March 6, 2019 Read More →

Pourquoi le monde est toujours accor au charbon

Le Monde ($):

Apparently, the good news is multiplying for the climate, at least as far as coal is concerned. At the end of February, Anglo-Swiss mining giant Glencore announced that from now on it was going to limit its investments in the sector. In Germany, the world’s fifth largest coal consumer, a government commission predicted the end of coal-fired electricity by 2038. Even in the United States, where Donald Trump is doing everything to support the “King Coal” industry, production continues to decline.

However, in 2017, global coal consumption is on the rise again, according to data from the International Energy Agency (IEA). Every indicator confirms the same trend for 2018.  In reality, coal’s share of global electricity production (38%) has not changed in 30 years. And the fact that global consumption continues to explode: “It is the most striking and most worrisome number in our annual global energy report,” underlined Spencer Dale, chief economist for petroleum major BP.

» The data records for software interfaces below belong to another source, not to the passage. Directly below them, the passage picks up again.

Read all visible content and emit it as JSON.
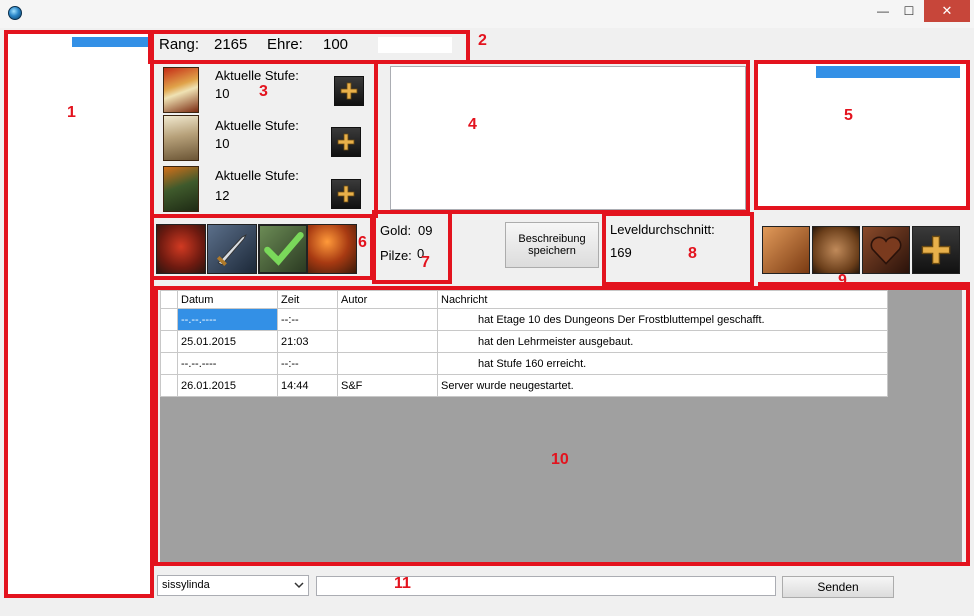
{
  "window": {
    "minimize_symbol": "—",
    "maximize_symbol": "☐",
    "close_symbol": "✕",
    "accent_close": "#c7463a"
  },
  "annotations": {
    "frame_color": "#e3131e",
    "numbers": [
      "1",
      "2",
      "3",
      "4",
      "5",
      "6",
      "7",
      "8",
      "9",
      "10",
      "11"
    ]
  },
  "header": {
    "rang_label": "Rang:",
    "rang_value": "2165",
    "ehre_label": "Ehre:",
    "ehre_value": "100"
  },
  "stufen": [
    {
      "label": "Aktuelle Stufe:",
      "value": "10",
      "icon": "red-warrior-portrait-icon"
    },
    {
      "label": "Aktuelle Stufe:",
      "value": "10",
      "icon": "bald-monster-portrait-icon"
    },
    {
      "label": "Aktuelle Stufe:",
      "value": "12",
      "icon": "fire-warrior-portrait-icon"
    }
  ],
  "resources": {
    "gold_label": "Gold:",
    "gold_value": "09",
    "pilze_label": "Pilze:",
    "pilze_value": "0"
  },
  "save_button": {
    "line1": "Beschreibung",
    "line2": "speichern"
  },
  "level": {
    "label": "Leveldurchschnitt:",
    "value": "169"
  },
  "action_icons": [
    "monster-icon",
    "sword-icon",
    "checkmark-shield-icon",
    "torch-icon"
  ],
  "social_icons": [
    "hand-icon",
    "potato-face-icon",
    "heart-icon",
    "plus-cross-icon"
  ],
  "grid": {
    "columns": [
      "Datum",
      "Zeit",
      "Autor",
      "Nachricht"
    ],
    "rows": [
      {
        "datum": "--.--.----",
        "zeit": "--:--",
        "autor": "",
        "nachricht": "hat Etage 10 des Dungeons Der Frostbluttempel geschafft."
      },
      {
        "datum": "25.01.2015",
        "zeit": "21:03",
        "autor": "",
        "nachricht": "hat den Lehrmeister ausgebaut."
      },
      {
        "datum": "--.--.----",
        "zeit": "--:--",
        "autor": "",
        "nachricht": "hat Stufe 160 erreicht."
      },
      {
        "datum": "26.01.2015",
        "zeit": "14:44",
        "autor": "S&F",
        "nachricht": "Server wurde neugestartet."
      }
    ]
  },
  "footer": {
    "user_select_value": "sissylinda",
    "message_input_value": "",
    "send_label": "Senden"
  }
}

In addition to its negative impact on air quality, coal is by far the electricity producer with the highest level of CO2 emissions with the greatest impact on climate change, contributing 40% of total [greenhouse gas] emissions. In other words, to limit the damage, and to meet the demands of the Paris Agreement of 2015, the world must find a way to exit coal, without delay.

In China, the situation is paradoxical: Beijing is the leading global investor in renewable energy, but that has not been enough to abate the Chinese economy’s appetite for electricity. While the country is developing wind and solar at great speed, it continues to build new coal plants.

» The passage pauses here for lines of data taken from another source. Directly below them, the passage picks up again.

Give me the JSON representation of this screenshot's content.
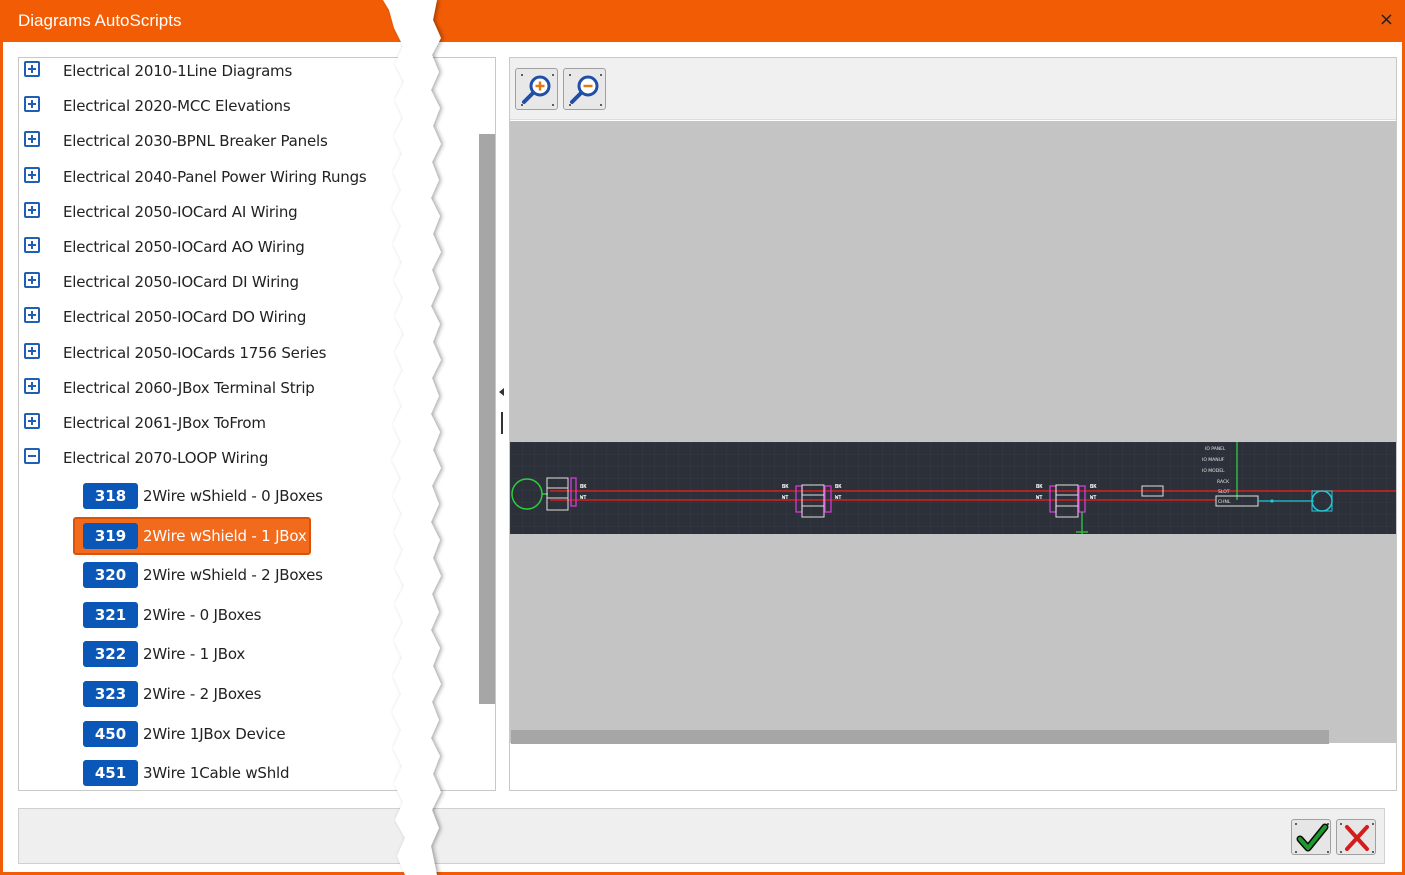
{
  "window": {
    "title": "Diagrams AutoScripts",
    "close_glyph": "×"
  },
  "tree": {
    "groups": [
      {
        "label": "Electrical 2010-1Line Diagrams",
        "expanded": false
      },
      {
        "label": "Electrical 2020-MCC Elevations",
        "expanded": false
      },
      {
        "label": "Electrical 2030-BPNL Breaker Panels",
        "expanded": false
      },
      {
        "label": "Electrical 2040-Panel Power Wiring Rungs",
        "expanded": false
      },
      {
        "label": "Electrical 2050-IOCard AI Wiring",
        "expanded": false
      },
      {
        "label": "Electrical 2050-IOCard AO Wiring",
        "expanded": false
      },
      {
        "label": "Electrical 2050-IOCard DI Wiring",
        "expanded": false
      },
      {
        "label": "Electrical 2050-IOCard DO Wiring",
        "expanded": false
      },
      {
        "label": "Electrical 2050-IOCards 1756 Series",
        "expanded": false
      },
      {
        "label": "Electrical 2060-JBox Terminal Strip",
        "expanded": false
      },
      {
        "label": "Electrical 2061-JBox ToFrom",
        "expanded": false
      },
      {
        "label": "Electrical 2070-LOOP Wiring",
        "expanded": true
      }
    ],
    "leaves": [
      {
        "id": "318",
        "label": "2Wire wShield - 0 JBoxes",
        "selected": false
      },
      {
        "id": "319",
        "label": "2Wire wShield - 1 JBox",
        "selected": true
      },
      {
        "id": "320",
        "label": "2Wire wShield - 2 JBoxes",
        "selected": false
      },
      {
        "id": "321",
        "label": "2Wire - 0 JBoxes",
        "selected": false
      },
      {
        "id": "322",
        "label": "2Wire - 1 JBox",
        "selected": false
      },
      {
        "id": "323",
        "label": "2Wire - 2 JBoxes",
        "selected": false
      },
      {
        "id": "450",
        "label": "2Wire 1JBox Device",
        "selected": false
      },
      {
        "id": "451",
        "label": "3Wire 1Cable wShld",
        "selected": false
      }
    ]
  },
  "preview": {
    "toolbar": {
      "zoom_in_icon": "zoom-in-icon",
      "zoom_out_icon": "zoom-out-icon"
    },
    "drawing": {
      "labels_left": [
        "BK",
        "WT"
      ],
      "labels_mid1_left": [
        "BK",
        "WT"
      ],
      "labels_mid1_right": [
        "BK",
        "WT"
      ],
      "labels_mid2_left": [
        "BK",
        "WT"
      ],
      "labels_mid2_right": [
        "BK",
        "WT"
      ],
      "io_stack": [
        "IO PANEL",
        "IO MANUF",
        "IO MODEL",
        "RACK",
        "SLOT",
        "CHNL"
      ]
    }
  },
  "footer": {
    "ok_icon": "checkmark-icon",
    "cancel_icon": "cancel-x-icon"
  },
  "colors": {
    "accent": "#f25c05",
    "badge": "#0b57b8",
    "selected": "#f26a1b",
    "wire_red": "#d42020",
    "wire_green": "#2ecc40",
    "magenta": "#d63ad6",
    "cyan": "#20c8d8"
  }
}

In spite of Beijing’s national commitments [to reduce coal consumption], the country is exporting its technological knowledge across the Asia region where Chinese companies are building coal plants galore with the backing of banks and investors. If one is to go by a report by IEEFA (Institute for Energy Economics and Financial Analysis) Hong Kong published at the end of January, Chinese companies account for one-fourth of the coal-fired plants under construction globally. “That is more than US$36 billion [€31.6 billion] invested in 32 countries,” specified Melissa Brown, one of the authors of the report.

More ($): Pourquoi le monde est toujours accor au charbon

Posted in: IEEFA In the News

Comments are closed.